_EXERCISE PROMPT_: Nothing in the records below should be altered in the copy, although the pictures must be left out.

_Website and app data records_:
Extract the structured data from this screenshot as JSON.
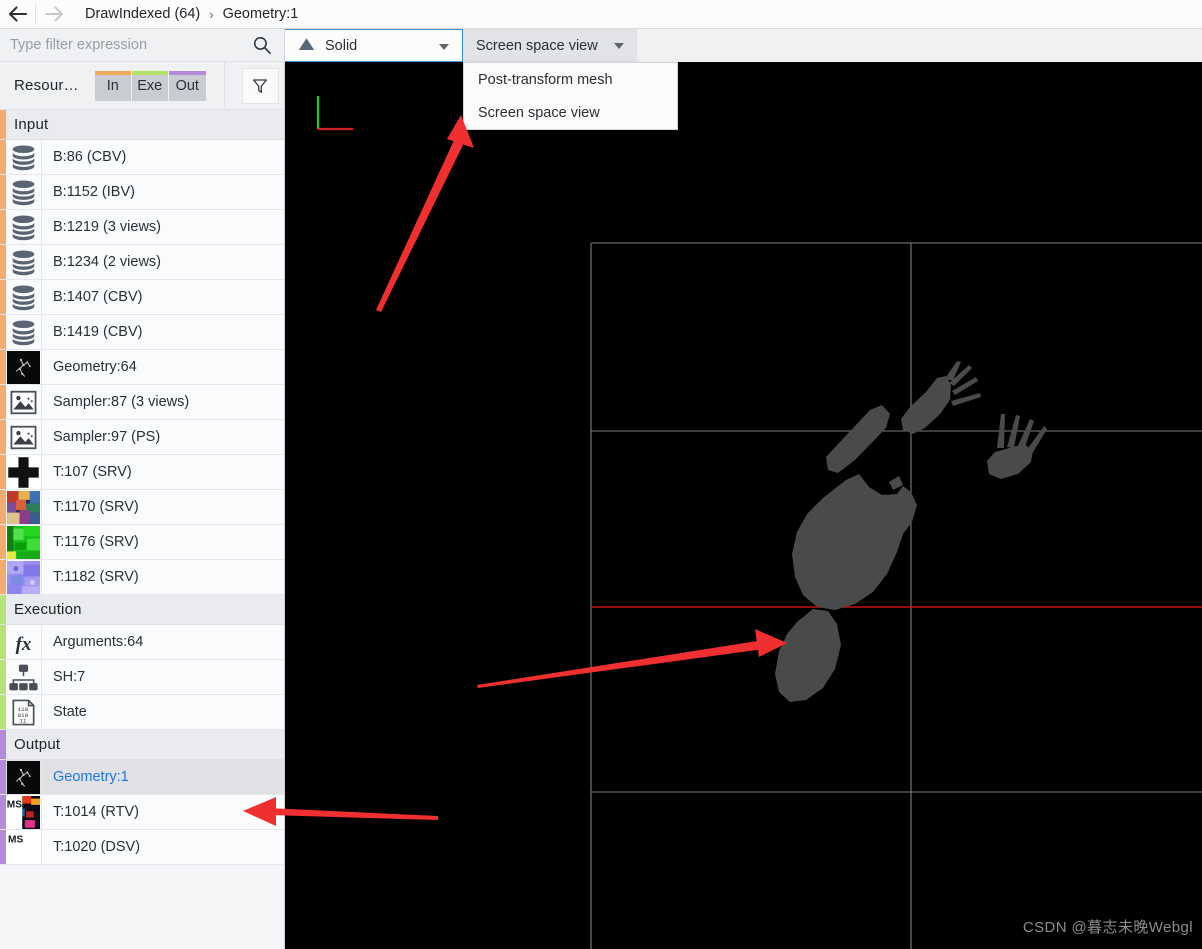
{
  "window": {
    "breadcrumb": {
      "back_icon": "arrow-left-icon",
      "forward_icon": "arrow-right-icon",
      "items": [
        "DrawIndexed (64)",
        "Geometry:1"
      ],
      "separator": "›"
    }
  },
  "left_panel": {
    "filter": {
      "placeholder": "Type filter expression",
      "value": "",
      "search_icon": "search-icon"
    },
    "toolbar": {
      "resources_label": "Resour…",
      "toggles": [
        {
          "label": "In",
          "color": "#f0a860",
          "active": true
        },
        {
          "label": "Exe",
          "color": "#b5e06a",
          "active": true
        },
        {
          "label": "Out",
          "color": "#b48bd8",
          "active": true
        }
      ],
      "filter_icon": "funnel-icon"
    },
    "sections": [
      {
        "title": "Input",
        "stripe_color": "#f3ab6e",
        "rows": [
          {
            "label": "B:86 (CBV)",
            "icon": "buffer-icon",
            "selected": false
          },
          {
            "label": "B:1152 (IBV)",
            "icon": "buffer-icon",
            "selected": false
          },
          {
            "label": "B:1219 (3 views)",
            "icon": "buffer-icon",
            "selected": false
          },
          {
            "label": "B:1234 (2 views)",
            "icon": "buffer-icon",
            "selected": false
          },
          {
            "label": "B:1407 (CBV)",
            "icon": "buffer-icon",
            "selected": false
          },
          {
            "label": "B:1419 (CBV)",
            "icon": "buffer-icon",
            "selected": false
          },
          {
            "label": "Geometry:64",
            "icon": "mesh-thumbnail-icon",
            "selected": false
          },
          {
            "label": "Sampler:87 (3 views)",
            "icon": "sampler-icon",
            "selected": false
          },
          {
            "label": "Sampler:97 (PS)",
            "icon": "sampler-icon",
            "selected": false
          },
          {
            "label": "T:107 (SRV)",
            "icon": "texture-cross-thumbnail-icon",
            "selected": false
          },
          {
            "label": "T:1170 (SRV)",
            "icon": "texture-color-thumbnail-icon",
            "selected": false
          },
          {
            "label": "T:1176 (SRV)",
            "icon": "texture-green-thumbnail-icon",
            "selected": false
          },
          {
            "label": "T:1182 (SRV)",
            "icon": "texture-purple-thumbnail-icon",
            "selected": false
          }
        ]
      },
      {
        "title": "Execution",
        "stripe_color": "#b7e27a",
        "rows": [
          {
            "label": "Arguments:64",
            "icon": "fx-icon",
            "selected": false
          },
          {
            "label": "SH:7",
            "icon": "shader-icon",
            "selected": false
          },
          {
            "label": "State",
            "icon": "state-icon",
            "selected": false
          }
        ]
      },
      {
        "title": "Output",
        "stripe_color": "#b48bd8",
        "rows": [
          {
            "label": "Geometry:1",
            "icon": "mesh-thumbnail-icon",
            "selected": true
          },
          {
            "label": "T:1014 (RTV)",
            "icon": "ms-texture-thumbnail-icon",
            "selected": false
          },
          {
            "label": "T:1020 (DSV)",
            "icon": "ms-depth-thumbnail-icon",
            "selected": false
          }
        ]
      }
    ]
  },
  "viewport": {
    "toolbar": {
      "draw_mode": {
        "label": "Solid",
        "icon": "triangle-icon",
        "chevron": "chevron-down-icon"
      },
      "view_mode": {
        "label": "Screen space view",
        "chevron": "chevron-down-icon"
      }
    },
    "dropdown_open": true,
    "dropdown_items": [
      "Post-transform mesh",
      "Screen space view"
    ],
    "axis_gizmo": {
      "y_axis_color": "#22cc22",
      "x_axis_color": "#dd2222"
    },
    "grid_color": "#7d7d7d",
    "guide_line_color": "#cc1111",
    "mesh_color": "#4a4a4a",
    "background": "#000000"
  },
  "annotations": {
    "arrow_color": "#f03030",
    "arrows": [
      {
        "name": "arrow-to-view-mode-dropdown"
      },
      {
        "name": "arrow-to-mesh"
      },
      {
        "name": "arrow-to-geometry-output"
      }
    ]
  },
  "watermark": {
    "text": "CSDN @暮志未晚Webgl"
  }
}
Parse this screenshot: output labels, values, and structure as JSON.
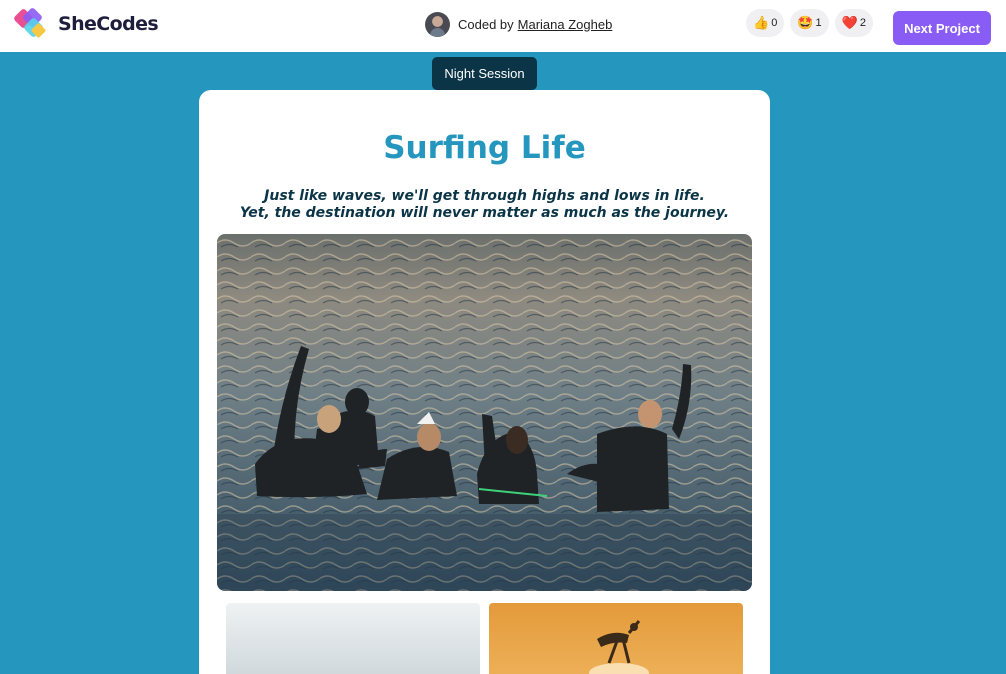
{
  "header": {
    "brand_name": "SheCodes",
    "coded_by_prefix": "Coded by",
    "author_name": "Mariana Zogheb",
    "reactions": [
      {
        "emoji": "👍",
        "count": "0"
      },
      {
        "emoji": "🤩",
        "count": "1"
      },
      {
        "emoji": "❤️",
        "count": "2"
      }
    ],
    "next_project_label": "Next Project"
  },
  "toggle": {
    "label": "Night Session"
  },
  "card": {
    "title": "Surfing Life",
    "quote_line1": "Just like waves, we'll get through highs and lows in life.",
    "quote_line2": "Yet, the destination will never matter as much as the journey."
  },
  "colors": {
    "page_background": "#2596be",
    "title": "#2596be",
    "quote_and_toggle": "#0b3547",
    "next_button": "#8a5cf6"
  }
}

_RESPONSE TO THE EXERCISE_:
Extract the structured data from this screenshot as JSON.
{
  "window": {
    "breadcrumb": {
      "back_icon": "arrow-left-icon",
      "forward_icon": "arrow-right-icon",
      "items": [
        "DrawIndexed (64)",
        "Geometry:1"
      ],
      "separator": "›"
    }
  },
  "left_panel": {
    "filter": {
      "placeholder": "Type filter expression",
      "value": "",
      "search_icon": "search-icon"
    },
    "toolbar": {
      "resources_label": "Resour…",
      "toggles": [
        {
          "label": "In",
          "color": "#f0a860",
          "active": true
        },
        {
          "label": "Exe",
          "color": "#b5e06a",
          "active": true
        },
        {
          "label": "Out",
          "color": "#b48bd8",
          "active": true
        }
      ],
      "filter_icon": "funnel-icon"
    },
    "sections": [
      {
        "title": "Input",
        "stripe_color": "#f3ab6e",
        "rows": [
          {
            "label": "B:86 (CBV)",
            "icon": "buffer-icon",
            "selected": false
          },
          {
            "label": "B:1152 (IBV)",
            "icon": "buffer-icon",
            "selected": false
          },
          {
            "label": "B:1219 (3 views)",
            "icon": "buffer-icon",
            "selected": false
          },
          {
            "label": "B:1234 (2 views)",
            "icon": "buffer-icon",
            "selected": false
          },
          {
            "label": "B:1407 (CBV)",
            "icon": "buffer-icon",
            "selected": false
          },
          {
            "label": "B:1419 (CBV)",
            "icon": "buffer-icon",
            "selected": false
          },
          {
            "label": "Geometry:64",
            "icon": "mesh-thumbnail-icon",
            "selected": false
          },
          {
            "label": "Sampler:87 (3 views)",
            "icon": "sampler-icon",
            "selected": false
          },
          {
            "label": "Sampler:97 (PS)",
            "icon": "sampler-icon",
            "selected": false
          },
          {
            "label": "T:107 (SRV)",
            "icon": "texture-cross-thumbnail-icon",
            "selected": false
          },
          {
            "label": "T:1170 (SRV)",
            "icon": "texture-color-thumbnail-icon",
            "selected": false
          },
          {
            "label": "T:1176 (SRV)",
            "icon": "texture-green-thumbnail-icon",
            "selected": false
          },
          {
            "label": "T:1182 (SRV)",
            "icon": "texture-purple-thumbnail-icon",
            "selected": false
          }
        ]
      },
      {
        "title": "Execution",
        "stripe_color": "#b7e27a",
        "rows": [
          {
            "label": "Arguments:64",
            "icon": "fx-icon",
            "selected": false
          },
          {
            "label": "SH:7",
            "icon": "shader-icon",
            "selected": false
          },
          {
            "label": "State",
            "icon": "state-icon",
            "selected": false
          }
        ]
      },
      {
        "title": "Output",
        "stripe_color": "#b48bd8",
        "rows": [
          {
            "label": "Geometry:1",
            "icon": "mesh-thumbnail-icon",
            "selected": true
          },
          {
            "label": "T:1014 (RTV)",
            "icon": "ms-texture-thumbnail-icon",
            "selected": false
          },
          {
            "label": "T:1020 (DSV)",
            "icon": "ms-depth-thumbnail-icon",
            "selected": false
          }
        ]
      }
    ]
  },
  "viewport": {
    "toolbar": {
      "draw_mode": {
        "label": "Solid",
        "icon": "triangle-icon",
        "chevron": "chevron-down-icon"
      },
      "view_mode": {
        "label": "Screen space view",
        "chevron": "chevron-down-icon"
      }
    },
    "dropdown_open": true,
    "dropdown_items": [
      "Post-transform mesh",
      "Screen space view"
    ],
    "axis_gizmo": {
      "y_axis_color": "#22cc22",
      "x_axis_color": "#dd2222"
    },
    "grid_color": "#7d7d7d",
    "guide_line_color": "#cc1111",
    "mesh_color": "#4a4a4a",
    "background": "#000000"
  },
  "annotations": {
    "arrow_color": "#f03030",
    "arrows": [
      {
        "name": "arrow-to-view-mode-dropdown"
      },
      {
        "name": "arrow-to-mesh"
      },
      {
        "name": "arrow-to-geometry-output"
      }
    ]
  },
  "watermark": {
    "text": "CSDN @暮志未晚Webgl"
  }
}
Parse this screenshot: output labels, values, and structure as JSON.
{
  "header": {
    "brand_name": "SheCodes",
    "coded_by_prefix": "Coded by",
    "author_name": "Mariana Zogheb",
    "reactions": [
      {
        "emoji": "👍",
        "count": "0"
      },
      {
        "emoji": "🤩",
        "count": "1"
      },
      {
        "emoji": "❤️",
        "count": "2"
      }
    ],
    "next_project_label": "Next Project"
  },
  "toggle": {
    "label": "Night Session"
  },
  "card": {
    "title": "Surfing Life",
    "quote_line1": "Just like waves, we'll get through highs and lows in life.",
    "quote_line2": "Yet, the destination will never matter as much as the journey."
  },
  "colors": {
    "page_background": "#2596be",
    "title": "#2596be",
    "quote_and_toggle": "#0b3547",
    "next_button": "#8a5cf6"
  }
}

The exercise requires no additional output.